You would have trounced the S&P 500 even if you bought at the mountaintop of 1972 valuations, but it is important to understand why: Wal-Mart and Philip Morris International did a disproportionate amount of the heavy lifting. Wal-Mart delivered 19.2% annual returns, so that the $1,000 investment would have grown into $2,200,000. The old Philp Morris delivered 18.5% returns, so that $1,000 grew into $1,400,000 (what a different 0.7% makes over forty-three years, eh?). The growth of Wal-Mart, and the significant outperformance of the tobacco stock that is now Altria, Philip Morris International, Kraft, and Mondelez, play an outsized role in explaining why even buying the Nifty Fifty stocks at absurd valuations still led to results that beat the S&P 500 over the next forty-three years.
But here is what has caught my attention about the Nifty Fifty: the incredibly low money loss rate. Only four of those fifty stocks cost you money 43 years later. The only companies you could have bought and lost money with were: Burroughs, Polaroid, Emery Air, and MGIC. The rest would have made you richer if you bought, sat on your rear, and held for the next forty-three years.
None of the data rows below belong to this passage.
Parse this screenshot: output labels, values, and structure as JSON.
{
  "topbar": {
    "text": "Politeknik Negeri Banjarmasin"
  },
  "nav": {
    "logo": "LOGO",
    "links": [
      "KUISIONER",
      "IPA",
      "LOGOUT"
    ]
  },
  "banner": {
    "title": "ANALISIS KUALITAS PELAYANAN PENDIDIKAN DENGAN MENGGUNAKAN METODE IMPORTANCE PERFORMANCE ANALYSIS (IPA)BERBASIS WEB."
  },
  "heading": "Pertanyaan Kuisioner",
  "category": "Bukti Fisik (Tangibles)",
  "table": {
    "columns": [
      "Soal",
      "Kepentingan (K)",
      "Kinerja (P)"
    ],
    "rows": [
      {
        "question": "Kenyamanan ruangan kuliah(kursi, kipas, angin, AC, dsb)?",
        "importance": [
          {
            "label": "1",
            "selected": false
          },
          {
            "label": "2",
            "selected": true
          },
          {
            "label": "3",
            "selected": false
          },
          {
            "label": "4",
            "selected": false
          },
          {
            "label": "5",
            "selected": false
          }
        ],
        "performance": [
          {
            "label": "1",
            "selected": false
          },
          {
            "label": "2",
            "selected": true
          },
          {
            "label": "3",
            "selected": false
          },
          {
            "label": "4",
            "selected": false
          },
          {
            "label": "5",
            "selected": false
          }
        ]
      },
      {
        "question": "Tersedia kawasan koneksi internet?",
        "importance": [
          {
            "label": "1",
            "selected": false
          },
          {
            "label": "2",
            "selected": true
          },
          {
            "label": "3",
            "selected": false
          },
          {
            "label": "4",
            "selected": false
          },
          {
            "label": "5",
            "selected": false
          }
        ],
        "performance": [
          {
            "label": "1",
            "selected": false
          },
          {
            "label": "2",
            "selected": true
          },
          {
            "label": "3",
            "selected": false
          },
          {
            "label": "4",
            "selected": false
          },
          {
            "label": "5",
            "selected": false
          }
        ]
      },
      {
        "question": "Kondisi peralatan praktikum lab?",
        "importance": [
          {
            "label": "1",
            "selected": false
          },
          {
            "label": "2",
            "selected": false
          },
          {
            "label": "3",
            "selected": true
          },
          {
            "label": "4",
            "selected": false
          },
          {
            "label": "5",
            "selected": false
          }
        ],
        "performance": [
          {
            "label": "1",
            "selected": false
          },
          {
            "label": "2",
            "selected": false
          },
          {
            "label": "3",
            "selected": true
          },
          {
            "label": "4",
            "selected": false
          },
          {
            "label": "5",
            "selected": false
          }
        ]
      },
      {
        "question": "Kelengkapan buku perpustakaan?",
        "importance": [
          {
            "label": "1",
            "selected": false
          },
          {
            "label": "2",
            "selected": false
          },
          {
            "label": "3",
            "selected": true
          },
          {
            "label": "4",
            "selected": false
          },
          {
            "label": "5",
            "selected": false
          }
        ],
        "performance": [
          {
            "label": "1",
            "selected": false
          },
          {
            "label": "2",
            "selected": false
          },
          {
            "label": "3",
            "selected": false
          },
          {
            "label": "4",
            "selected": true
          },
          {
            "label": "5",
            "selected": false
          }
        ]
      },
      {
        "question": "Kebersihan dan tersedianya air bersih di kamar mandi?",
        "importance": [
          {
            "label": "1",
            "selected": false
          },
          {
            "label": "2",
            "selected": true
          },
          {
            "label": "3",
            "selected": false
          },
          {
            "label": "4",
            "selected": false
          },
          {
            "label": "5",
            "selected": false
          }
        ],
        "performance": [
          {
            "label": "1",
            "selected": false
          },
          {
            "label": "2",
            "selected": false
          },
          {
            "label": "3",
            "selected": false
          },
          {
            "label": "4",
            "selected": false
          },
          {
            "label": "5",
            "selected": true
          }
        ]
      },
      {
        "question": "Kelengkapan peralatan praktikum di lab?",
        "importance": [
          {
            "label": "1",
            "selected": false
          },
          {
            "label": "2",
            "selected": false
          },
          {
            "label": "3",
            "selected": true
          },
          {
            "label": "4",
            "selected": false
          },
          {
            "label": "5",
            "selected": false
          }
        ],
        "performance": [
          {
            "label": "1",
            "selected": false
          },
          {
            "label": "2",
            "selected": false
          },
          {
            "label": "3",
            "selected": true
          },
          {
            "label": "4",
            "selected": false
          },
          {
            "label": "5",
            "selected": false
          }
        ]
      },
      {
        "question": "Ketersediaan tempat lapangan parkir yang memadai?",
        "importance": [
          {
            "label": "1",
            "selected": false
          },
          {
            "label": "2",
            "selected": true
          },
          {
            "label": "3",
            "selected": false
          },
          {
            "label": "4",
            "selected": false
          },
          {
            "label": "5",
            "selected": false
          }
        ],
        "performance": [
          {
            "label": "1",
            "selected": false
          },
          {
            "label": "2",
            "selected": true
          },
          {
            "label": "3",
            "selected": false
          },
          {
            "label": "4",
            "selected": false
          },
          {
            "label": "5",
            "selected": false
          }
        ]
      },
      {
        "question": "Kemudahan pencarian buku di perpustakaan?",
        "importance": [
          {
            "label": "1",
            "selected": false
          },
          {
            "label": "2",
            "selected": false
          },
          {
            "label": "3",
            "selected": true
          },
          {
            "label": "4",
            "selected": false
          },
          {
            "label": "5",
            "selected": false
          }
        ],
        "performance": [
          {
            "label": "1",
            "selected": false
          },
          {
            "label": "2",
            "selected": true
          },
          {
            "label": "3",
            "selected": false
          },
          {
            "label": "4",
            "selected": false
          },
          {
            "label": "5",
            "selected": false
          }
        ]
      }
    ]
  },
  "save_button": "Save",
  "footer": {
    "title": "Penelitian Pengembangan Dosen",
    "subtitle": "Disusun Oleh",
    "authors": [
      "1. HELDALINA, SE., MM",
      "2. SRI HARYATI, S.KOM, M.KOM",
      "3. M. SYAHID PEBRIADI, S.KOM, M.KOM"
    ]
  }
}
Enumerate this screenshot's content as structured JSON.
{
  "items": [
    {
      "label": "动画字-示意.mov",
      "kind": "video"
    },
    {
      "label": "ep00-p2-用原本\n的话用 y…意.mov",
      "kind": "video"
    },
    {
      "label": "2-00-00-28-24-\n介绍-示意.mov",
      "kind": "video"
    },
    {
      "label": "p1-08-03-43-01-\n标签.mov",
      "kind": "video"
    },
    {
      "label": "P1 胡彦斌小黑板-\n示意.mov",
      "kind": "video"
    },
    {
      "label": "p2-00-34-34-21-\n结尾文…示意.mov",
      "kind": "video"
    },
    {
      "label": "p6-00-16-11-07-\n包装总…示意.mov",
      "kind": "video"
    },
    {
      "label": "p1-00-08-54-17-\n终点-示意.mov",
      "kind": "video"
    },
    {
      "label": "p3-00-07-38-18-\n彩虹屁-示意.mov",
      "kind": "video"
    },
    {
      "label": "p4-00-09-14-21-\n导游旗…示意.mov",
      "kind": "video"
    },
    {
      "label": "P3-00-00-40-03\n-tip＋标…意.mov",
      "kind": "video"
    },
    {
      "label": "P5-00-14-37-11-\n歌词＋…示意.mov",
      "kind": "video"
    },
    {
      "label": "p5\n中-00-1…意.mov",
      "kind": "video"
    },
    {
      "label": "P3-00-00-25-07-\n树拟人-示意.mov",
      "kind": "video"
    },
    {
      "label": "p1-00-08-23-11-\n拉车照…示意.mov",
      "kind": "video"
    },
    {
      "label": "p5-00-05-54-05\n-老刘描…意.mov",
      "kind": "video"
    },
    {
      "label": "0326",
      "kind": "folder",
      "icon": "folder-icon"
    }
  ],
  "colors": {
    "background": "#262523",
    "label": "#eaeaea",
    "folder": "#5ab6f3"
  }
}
I think one of the reasons why this fact gets ignored by those who take a list of old recommended stocks is the effects of mergers and acquisitions. For instance, you may look at the list and see American Hospital Supply, and then assume that is a blue-chip stock that went defunct. Well, in 1985, Baxter International issued stock certificates to buy out American Hospital’s owners, so you would have earned 11.6% from 1985 through January 2015 on that American Hospital Supply stock that got turned into Baxter.
Chesebrough Ponds became a part of Unilever, Squibb became “Bristol Myers Squibb”, and on the list goes. Schlitz Brewing got purchased by Stroh Brewing in an all-cash transaction. Heublein, perhaps the most obscure of all the companies on the original Nifty Fifty list, turned out to be the most lucrative of all—it got bought out by RJR Nabisco and then R.J. Reynolds, and turned into a tobacco fortune that compounded at 19% since 1982 (this assumes that, after it got taken private in the 1989 leveraged buyout, you bought shares of R.J. Reynolds when they became publicly available). The point is that those companies you may no longer recognize often got consumed by larger companies that continued to build wealth, with the “failure” rate of the Nifty Fifty being that 8% of the individual stocks would have lost you wealth over the next 43 years.
Of course, in addition to Wal-Mart and Philip Morris International, you would have purchased many stocks that would have made you quite rich—even taking into account the high valuation apparent in 1972. Gillette returned over 16% annually before getting purchased by Procter & Gamble. Coca-Cola compounded at 14.5% annually to the present day. General Electric, despite its very significant troubles in 2008 and 2009, still returned over 13% annually from 1972 to the present day. Johnson & Johnson, Pepsi, Procter & Gamble, 3M, and Walt Disney have all returned between 12% and 15% annually from 1972 through the start of 2015.
The lesson here isn’t that it’s okay to pay things like 71x profits for McDonald’s. If you do something like that, it will take 3+ decades for you to burn off that excess weight of overvaluation and then earn actual returns in line with the S&P 500 at large. Instead, the point is this: If paying an expensive price for a blue-chip stock works out over time, imagine what happens when you pay an intelligent price for something like Chevron and scoop it up at $105 per share and hold it for the long haul. It also highlights how few blue-chip stocks actually fail over very long periods of time—the reason there are so many unknown names is the result of merger/acquisition activity rather than actual business failure. Wealth is lost when you do things like sell McDonalds, GlaxoSmithKline, IBM, Coca-Cola, and Exxon upon seeing disappointing short-term news; history shows that selling, rather than holding, is responsible for the bulk of an investor’s troubles.